*Try it*. Which lines in the data below contain the string "Delivery"? Show each one.

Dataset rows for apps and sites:
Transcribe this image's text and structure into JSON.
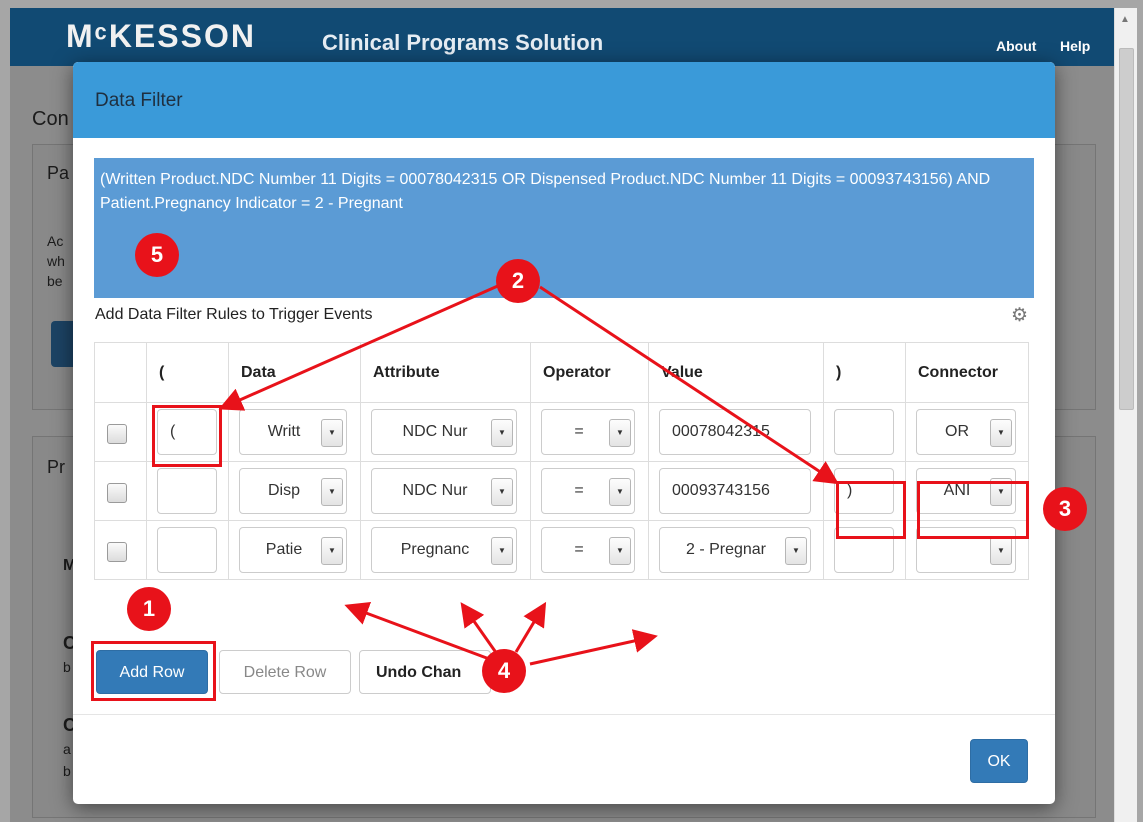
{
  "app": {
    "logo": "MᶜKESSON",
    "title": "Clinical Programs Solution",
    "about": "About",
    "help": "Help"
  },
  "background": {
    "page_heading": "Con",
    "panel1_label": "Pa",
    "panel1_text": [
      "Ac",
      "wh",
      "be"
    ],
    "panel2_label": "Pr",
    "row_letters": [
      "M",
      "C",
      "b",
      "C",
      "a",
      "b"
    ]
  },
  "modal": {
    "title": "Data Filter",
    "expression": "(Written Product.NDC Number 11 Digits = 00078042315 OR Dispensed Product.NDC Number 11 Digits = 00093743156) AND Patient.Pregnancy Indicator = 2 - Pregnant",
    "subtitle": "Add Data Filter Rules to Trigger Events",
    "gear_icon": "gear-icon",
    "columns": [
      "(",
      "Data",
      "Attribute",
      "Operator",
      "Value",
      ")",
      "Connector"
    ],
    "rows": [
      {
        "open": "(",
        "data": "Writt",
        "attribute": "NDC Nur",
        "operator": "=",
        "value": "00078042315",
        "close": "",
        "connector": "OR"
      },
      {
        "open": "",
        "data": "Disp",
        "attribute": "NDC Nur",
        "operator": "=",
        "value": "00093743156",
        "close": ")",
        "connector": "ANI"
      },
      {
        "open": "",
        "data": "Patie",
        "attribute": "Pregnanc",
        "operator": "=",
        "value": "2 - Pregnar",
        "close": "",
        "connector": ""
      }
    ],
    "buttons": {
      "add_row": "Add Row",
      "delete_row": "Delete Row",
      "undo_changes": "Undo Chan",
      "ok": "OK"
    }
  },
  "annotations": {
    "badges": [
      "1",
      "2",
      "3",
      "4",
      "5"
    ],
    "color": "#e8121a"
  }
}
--
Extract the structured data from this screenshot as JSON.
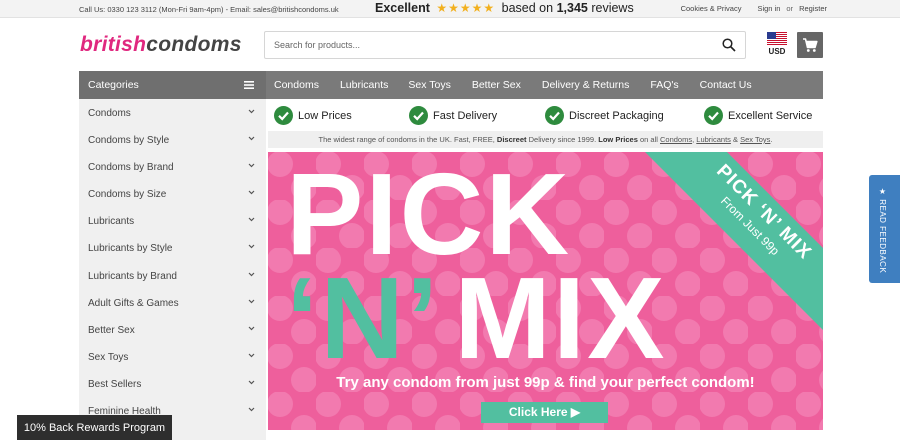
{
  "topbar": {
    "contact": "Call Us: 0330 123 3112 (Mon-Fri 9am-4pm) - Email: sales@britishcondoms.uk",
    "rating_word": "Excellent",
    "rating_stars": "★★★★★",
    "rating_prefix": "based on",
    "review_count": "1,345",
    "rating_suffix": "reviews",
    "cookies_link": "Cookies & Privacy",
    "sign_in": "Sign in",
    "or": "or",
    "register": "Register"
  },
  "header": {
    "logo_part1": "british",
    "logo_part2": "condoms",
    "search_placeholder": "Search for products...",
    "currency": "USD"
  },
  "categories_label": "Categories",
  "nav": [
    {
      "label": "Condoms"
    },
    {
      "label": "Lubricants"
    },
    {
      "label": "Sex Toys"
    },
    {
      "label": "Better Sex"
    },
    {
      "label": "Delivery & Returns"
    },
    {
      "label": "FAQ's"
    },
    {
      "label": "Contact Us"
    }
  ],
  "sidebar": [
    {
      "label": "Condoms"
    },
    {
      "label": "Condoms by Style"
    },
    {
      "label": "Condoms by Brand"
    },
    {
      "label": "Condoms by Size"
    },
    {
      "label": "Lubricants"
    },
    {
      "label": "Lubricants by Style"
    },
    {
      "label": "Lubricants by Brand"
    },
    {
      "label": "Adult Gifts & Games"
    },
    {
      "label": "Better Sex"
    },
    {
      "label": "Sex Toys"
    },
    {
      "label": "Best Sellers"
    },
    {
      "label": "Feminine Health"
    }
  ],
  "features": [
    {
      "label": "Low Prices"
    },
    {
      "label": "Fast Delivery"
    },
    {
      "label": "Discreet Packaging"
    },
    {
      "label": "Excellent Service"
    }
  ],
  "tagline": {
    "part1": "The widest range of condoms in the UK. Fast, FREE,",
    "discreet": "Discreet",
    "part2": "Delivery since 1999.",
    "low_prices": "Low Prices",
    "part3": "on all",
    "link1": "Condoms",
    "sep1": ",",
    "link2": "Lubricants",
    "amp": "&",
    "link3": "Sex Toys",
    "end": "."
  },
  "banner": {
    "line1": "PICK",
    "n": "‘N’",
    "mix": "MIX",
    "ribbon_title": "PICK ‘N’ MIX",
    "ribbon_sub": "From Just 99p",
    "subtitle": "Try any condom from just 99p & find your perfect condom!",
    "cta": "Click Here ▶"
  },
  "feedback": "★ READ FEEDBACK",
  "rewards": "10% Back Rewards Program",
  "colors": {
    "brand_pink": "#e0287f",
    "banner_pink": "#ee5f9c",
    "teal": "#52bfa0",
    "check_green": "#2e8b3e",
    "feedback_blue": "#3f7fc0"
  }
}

*Exercise answer*.
      "label": "Delivery & Returns"
      "label": "Fast Delivery"
    "part2": "Delivery since 1999.",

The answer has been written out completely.